INDIANAPOLIS (WISH) — Indianapolis firefighters on Wednesday came to the aid of a construction worker trapped in a trench on the city’s near-east side.

Just after 11:20 a.m., the Indianapolis Fire Department was called to a construction site at the Grass Creek housing addition near the intersection of South Mitthoeffer Road and Rawles Avenue.

Adam Collar, a 36-year-old construction worker, was completely covered in dirt and trapped in a trench reported to be 4 feet wide and 5 feet deep, IFD said in a statement. The trench was 8 feet deep until the trench collapsed, which brought the depth to 5 feet.

Firefighters arrived and began digging in the area where they believed Collar to be trapped.

The firefighters were able to communicate with Collar and heard muffled sounds, but could not see him.

After about five minutes of digging, rescuers had created a hole large enough for fresh air to enter the space where they believed Collar was located. Within 20 minutes, Collar’s head was completely uncovered.

“The aggressive actions of the four members from IFD engine 43 and ladder 43 clearly gave this victim the best chance at survival and prevented critical injury,” IFD Batallion Chief Rita Reith said in a statement.

Once his head was uncovered, Collar told firefighters he was “fine” but the dirt was heavy and he could not feel his legs.

Collar said he went into the trench to install a sewer pipe and had been in the trench for about half an hour before it collapsed. He was completely buried for about 40 minutes before IFD arrived.

“He stated that as the dirt fell around him, he buffered his face with his arms which created a pocket of space underneath the dirt. He was able to breathe enough air to stay alert but was reported as having difficulty breathing at the time IFD was dispatched,” Reith said.

The IFD Collapse Rescue Team arrived at around 11:40 a.m. and continued the digging and shoring efforts needed to remove Collar from the trench.

Reith says the biggest hurdle of the rescue was removing the dirt, which was muddy, compact, and heavy. Firefighters were also challenged by the continued need to build out and adjust shoring efforts as dirt was removed from the trench.

Additional manpower from the Hancock County Technical Rescue Team and the use of shovels, hand tools, an air knife, and the Greenwood Vac Truck “were vital” to the rescue, Reith says. Collar also helped rescuers by removing dirt from around his body by hand and with a shovel.

By 2:15 p.m., Collar was said to be 95% free, with the exception of one of his legs, which was pinned underneath and against the pipe he had been installing.

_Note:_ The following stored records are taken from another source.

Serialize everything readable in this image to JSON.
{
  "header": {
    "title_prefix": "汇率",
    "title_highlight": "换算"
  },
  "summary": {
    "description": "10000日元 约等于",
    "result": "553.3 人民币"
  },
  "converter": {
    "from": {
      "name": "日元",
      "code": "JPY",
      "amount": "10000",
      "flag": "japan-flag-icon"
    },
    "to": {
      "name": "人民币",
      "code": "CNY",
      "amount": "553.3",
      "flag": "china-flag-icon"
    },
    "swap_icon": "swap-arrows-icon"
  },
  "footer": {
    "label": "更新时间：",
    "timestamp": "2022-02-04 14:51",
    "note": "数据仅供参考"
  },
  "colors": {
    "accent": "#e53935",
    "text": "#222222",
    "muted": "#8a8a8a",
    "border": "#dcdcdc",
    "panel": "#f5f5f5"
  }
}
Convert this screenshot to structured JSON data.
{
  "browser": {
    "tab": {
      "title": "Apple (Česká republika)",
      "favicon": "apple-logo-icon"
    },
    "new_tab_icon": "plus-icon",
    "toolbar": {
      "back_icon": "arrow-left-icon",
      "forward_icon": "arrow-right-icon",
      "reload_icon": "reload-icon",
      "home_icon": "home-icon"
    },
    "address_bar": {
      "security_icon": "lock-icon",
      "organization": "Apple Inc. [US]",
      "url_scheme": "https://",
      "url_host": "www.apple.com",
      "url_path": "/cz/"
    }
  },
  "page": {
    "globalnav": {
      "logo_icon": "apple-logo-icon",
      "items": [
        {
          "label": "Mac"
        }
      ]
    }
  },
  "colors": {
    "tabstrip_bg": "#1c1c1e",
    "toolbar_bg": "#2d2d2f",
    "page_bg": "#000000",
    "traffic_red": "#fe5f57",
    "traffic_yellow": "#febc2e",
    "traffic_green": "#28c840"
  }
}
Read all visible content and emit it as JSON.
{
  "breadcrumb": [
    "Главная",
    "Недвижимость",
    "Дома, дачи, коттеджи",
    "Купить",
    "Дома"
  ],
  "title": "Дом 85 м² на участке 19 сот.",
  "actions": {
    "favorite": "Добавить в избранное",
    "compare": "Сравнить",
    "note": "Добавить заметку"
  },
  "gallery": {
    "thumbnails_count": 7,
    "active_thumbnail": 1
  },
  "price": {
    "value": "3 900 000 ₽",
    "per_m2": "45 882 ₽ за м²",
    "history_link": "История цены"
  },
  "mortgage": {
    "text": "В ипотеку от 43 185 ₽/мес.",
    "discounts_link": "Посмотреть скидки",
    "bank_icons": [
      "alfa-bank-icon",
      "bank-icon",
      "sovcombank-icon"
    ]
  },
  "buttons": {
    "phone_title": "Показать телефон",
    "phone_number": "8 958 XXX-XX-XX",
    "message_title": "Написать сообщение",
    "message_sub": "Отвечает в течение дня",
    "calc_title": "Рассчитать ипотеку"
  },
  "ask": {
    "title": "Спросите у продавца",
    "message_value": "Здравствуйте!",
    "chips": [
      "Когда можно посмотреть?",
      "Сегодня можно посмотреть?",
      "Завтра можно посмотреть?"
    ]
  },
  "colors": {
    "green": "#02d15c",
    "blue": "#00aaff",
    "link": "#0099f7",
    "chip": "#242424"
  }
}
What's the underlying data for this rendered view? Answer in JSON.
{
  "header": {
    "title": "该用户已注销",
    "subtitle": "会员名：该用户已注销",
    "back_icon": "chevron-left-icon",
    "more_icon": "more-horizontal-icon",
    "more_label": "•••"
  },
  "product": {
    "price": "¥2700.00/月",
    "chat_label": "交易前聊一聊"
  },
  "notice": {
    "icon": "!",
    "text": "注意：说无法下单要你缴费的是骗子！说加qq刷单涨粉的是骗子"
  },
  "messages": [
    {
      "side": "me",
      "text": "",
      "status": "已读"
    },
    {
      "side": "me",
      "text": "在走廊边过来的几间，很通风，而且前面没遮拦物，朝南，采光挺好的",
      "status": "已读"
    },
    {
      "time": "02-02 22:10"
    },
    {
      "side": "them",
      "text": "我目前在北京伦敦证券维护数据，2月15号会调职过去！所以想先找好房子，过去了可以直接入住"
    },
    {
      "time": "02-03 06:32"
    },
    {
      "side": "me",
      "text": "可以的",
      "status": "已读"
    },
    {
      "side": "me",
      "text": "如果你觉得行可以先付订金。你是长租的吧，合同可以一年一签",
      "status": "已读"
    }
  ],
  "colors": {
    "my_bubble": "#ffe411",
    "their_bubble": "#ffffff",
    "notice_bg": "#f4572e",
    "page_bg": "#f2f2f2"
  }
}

Just before 2:40 p.m., almost 3 1/2 hours after rescue crews arrived, Collar was freed from the trench.

Collar was rushed to Eskenazi Hospital, where he was checked for injuries and released. He had no broken bones and no hypothermia, according to IFD.